If we go back in time to the whole ‘thigh gap’ phase, as we all should know by now that was something promoted to make women feel inferior to models and celebrities who had these airbrushed into their pictures. Of course, there are naturally slim women who have naturally slender thighs and that’s lovely but this is not about them- this is about women like me who have thighs that could start a fire (possibly). Possessing a pair of ‘mermaid thighs’ sounds nice but is not something that I feel needs a funky name attached to it. Nor is it something to be ashamed of. To class it as a trend is problematic. We should not treat it as something that is in season one minute, but when summer comes around, suddenly it is ot of fashion. It is a vicious circle that messes with women’s heads as they feel like they are never enough. To put it bluntly, it’s bullshit. 

So as I say, if you want to post your big beautiful thighs (or other parts of your body) on social media, do it- but don’t be sucked into doing it as part of a ‘trend’. For many of us, it’s a fact of life so sod your trendy terminology. I’ve got chunky thighs and that’s that. 

The Vamp.

She rests her hand upon her hip,
Her nails are on point,
The colour so vampish, she knows it’ll put
The bitch at work’s nose out of joint.
She smacks her lips together so
Her lipstick is evenly spread,
‘You need to jazz yourself up a bit,’
That’s what her mother said.
The bitch at work called her frumpy,
Was what she wore that bad?
And who is she to judge anyway?
She’s into stupid fads
And she always manages to make them look
So vulgar and so cheap,
I’ll show her, she thought, I’ll look so damn good
That she’ll want to weep.
She smoothes down her red skirt
And presses her lips once more,
Then nods at her reflection in the mirror before
She struts on out the door.

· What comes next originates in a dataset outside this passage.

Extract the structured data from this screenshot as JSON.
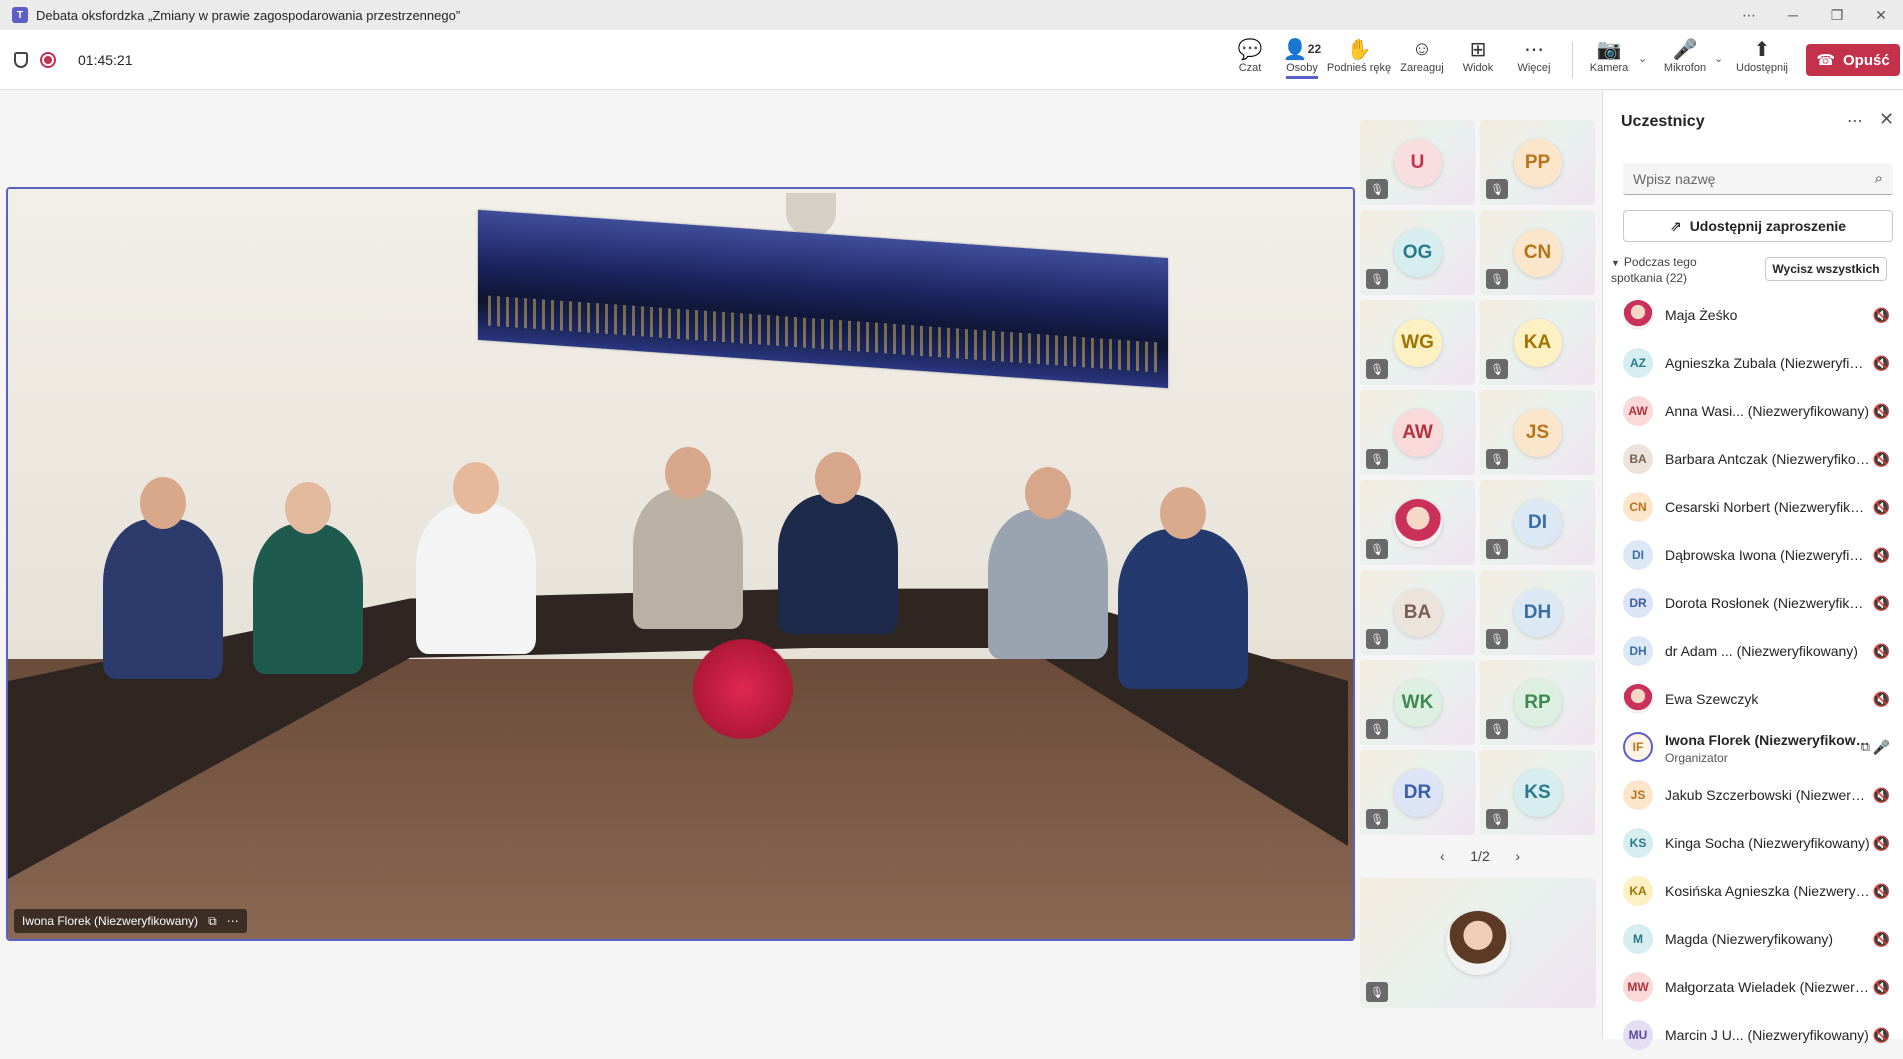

Video

Tune!

I discovered this song about 2 hours ago and haven’t stopped playing it since. You know there are women out there who have this as their anthem, even though it’s satirical. Brilliant lyrics throughout but I keep rewinding the bridge from 2:15 onwards (it’s too damn good). I hope it ends up being a massive hit.

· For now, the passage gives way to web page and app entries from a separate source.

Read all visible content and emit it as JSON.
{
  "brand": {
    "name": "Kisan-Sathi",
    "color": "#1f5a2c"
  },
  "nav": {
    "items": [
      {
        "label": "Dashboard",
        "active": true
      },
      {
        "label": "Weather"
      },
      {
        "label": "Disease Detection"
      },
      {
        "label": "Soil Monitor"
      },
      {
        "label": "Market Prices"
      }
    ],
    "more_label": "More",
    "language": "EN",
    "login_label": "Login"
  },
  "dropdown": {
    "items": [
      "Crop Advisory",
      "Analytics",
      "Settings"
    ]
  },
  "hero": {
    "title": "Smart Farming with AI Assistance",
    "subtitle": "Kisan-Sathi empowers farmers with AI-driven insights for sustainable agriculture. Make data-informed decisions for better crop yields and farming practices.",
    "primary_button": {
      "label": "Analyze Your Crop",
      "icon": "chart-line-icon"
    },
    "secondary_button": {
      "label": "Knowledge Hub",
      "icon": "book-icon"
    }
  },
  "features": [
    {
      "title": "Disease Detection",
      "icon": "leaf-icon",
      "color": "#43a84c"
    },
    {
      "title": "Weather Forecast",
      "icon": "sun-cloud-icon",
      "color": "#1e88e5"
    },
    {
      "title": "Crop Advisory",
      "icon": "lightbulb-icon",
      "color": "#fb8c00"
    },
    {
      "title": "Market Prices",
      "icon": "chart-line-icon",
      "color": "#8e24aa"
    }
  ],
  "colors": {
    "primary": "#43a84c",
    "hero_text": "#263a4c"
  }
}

Jazmine Sullivan- Mascara

World Cup Fever!

Yaaaaaaasssss!!! Today is the day, people! Forget the nonsense surrounding FIFA and Sepp(tic) Blatter, the World Cup 2014 is almost upon us!! And to celebrate this event, I’ve painted my nails in Brazilian colours:

image

I’m supporting England although I’ve got four other teams in the work sweepstake, NONE of whom are going to win me the pride of being a World Cup winner and the huge jackpot that comes with it (currently standing at £25). But then again, neither are England, although I feel positive vibes about this bunch. We’ve been there so many times with the endless hype and bollocks about the ‘golden generation’ (gah!) and after the debacle in South Africa under Fabio Capello, it’s nice to see Roy Hodgson put his faith in youth (Sturridge! Sterling! Barkley!) and experience. I think we’ll give a good account of ourselves.

Despite my Brazilian samba-style nails, I have not got a clue as to which team will win- I’m not Paul the octopus. Even with the advantage of being on home soil, I think Brazil might bounce out at the semi-final stage. All I know is I think it’ll be a brilliant World Cup, with everyone going for it thanks to their stunning sunny surroundings. That said though, London town is currently hotter than Sao Paulo at a tropical 25 degrees. Who’d have thunk it?!

At least vuvuzelas have been banned from this World Cup- I don’t miss that droning sound one bit. But the official World Cup maracas are, shall we say, a bit dodgy in their appearance given the current climate in Brazil (i.e: protests aplenty). It looks like a hand-grenade-cum-knuckle-duster. Imagine if an overzealous fan lobs that onto the pitch- it’s a mass evacuation in waiting.

Anyway, let’s forget all that. Roll on 9pm tonight when it all kicks off (on the pitch, I mean). Brazil v Croatia. I’m so excited!!